A pediatrician is a medical doctor who has completed a course of specialty training to learn how to treat children. Getting into a quality residency program, which will both give the pediatrician the skills to give children the best possible care and position the doctor for quality job opportunities, is competitive. Once the aspiring pediatrician completes the competitive residency application process, she will spend years working 80 to 100 hours a week for minimum wage-level pay before she sees the monetary benefits of his years of hard work.
One of a pediatrician's primary duties for preventative care is to see that his patients receive their proper schedule of vaccines. By doing this, not only does the doctor protect the child from getting the illnesses the vaccines protect against but also protects other children who are too young to be immunized from catching the illness from unimmunized children. However, a study conducted by Dr. Andrew Wakefield in 1998 linked vaccination with children's becoming autistic. Despite the article's findings being discredited by follow-up research, and the original journal that published the study formally retracting the article, the idea that vaccination might harm their children frightens many parents. For the practicing pediatrician, this creates the challenge of convincing such parents that vaccinating their children is the best choice for their children's health.
All doctors have to deal with human suffering: It is the nature of, and reason for, their work. However, there is a big difference between seeing an adult suffer from illnesses, and possibly be fighting for their lives against disease, and seeing the same struggles in a young child. It also means that the pain all doctors feel when they can't save a patient is magnified when that patient was only able to live a few years of her life.
A key part of pediatric medicine is conducting the research that advances pediatricians' understanding of diseases in children and how to treat them. However, this involves research that has children as subjects. Any research that uses human subjects is regulated by strict rules to protect those subjects. In the context of research with children, these rules not only become stricter but require the pediatrician to engage with the numerous ethical debates that arise from children's having legal and medical decisions made for them by parents. The topic of "informed consent" in the context of children is only one of the issues that pediatricians will have to tackle throughout the research process.
- Research Ethics; Research Involving Children and Youth; Chris MacDonald, Ph.D.,, et al.
- University of Washington School of Medicine: Pediatric Residency Training
- "Science Daily"; No Scientific Link Between Childhood Vaccines and Autism, Review Shows; October 2009
- "The Sunday Times"; Lancet Journal Retracts Andrew Wakefield MMR Scare Paper; David Rose; February 2010
Micah McDunnigan has been writing on politics and technology since 2007. He has written technology pieces and political op-eds for a variety of student organizations and blogs.
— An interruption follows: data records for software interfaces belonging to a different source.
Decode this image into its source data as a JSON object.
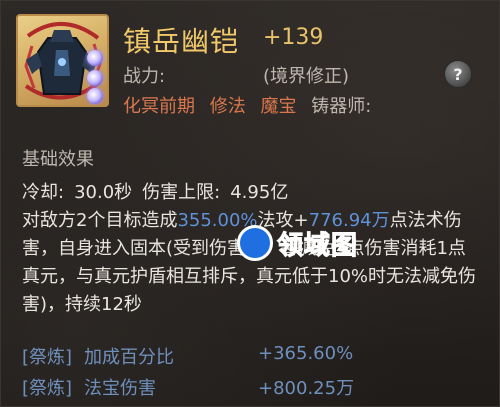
{
  "item": {
    "name": "镇岳幽铠",
    "level": "+139",
    "power_label": "战力:",
    "power_note": "(境界修正)",
    "tags": [
      "化冥前期",
      "修法",
      "魔宝",
      "铸器师:"
    ]
  },
  "base": {
    "section_title": "基础效果",
    "cooldown_label": "冷却:",
    "cooldown_value": "30.0秒",
    "cap_label": "伤害上限:",
    "cap_value": "4.95亿"
  },
  "description": {
    "p1": "对敌方2个目标造成",
    "pct": "355.00%",
    "p2": "法攻+",
    "flat": "776.94万",
    "p3": "点法术伤害，自身进入固本(受到伤害时，每减免3点伤害消耗1点真元，与真元护盾相互排斥，真元低于10%时无法减免伤害)，持续12秒"
  },
  "refine": [
    {
      "tag": "[祭炼]",
      "label": "加成百分比",
      "value": "+365.60%"
    },
    {
      "tag": "[祭炼]",
      "label": "法宝伤害",
      "value": "+800.25万"
    }
  ],
  "watermark": {
    "text": "领域图"
  },
  "icons": {
    "help": "?"
  },
  "colors": {
    "title": "#f1c96a",
    "highlight": "#5e92d8",
    "tag_red": "#d9774f",
    "refine": "#6f8fbd"
  }
}
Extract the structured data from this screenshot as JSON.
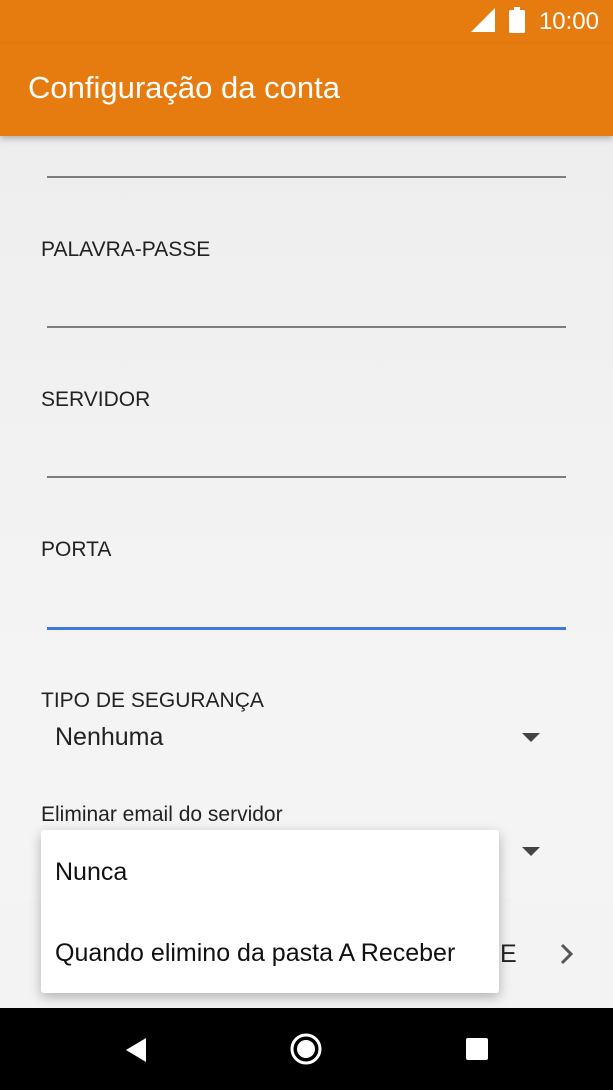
{
  "status": {
    "time": "10:00",
    "signal_icon": "signal-icon",
    "battery_icon": "battery-icon"
  },
  "appbar": {
    "title": "Configuração da conta"
  },
  "form": {
    "password_label": "PALAVRA-PASSE",
    "password_value": "",
    "server_label": "SERVIDOR",
    "server_value": "",
    "port_label": "PORTA",
    "port_value": "",
    "security_label": "TIPO DE SEGURANÇA",
    "security_value": "Nenhuma",
    "delete_label": "Eliminar email do servidor"
  },
  "dropdown": {
    "options": [
      "Nunca",
      "Quando elimino da pasta A Receber"
    ]
  },
  "hidden_row": {
    "suffix_text": "E"
  },
  "colors": {
    "accent": "#e67c0f",
    "focus": "#3c78d8",
    "navbar": "#000000"
  },
  "navbar": {
    "back_icon": "back-icon",
    "home_icon": "home-icon",
    "recents_icon": "recents-icon"
  }
}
McDunnigan earned a Bachelor of Arts in international relations from the University of California, Davis.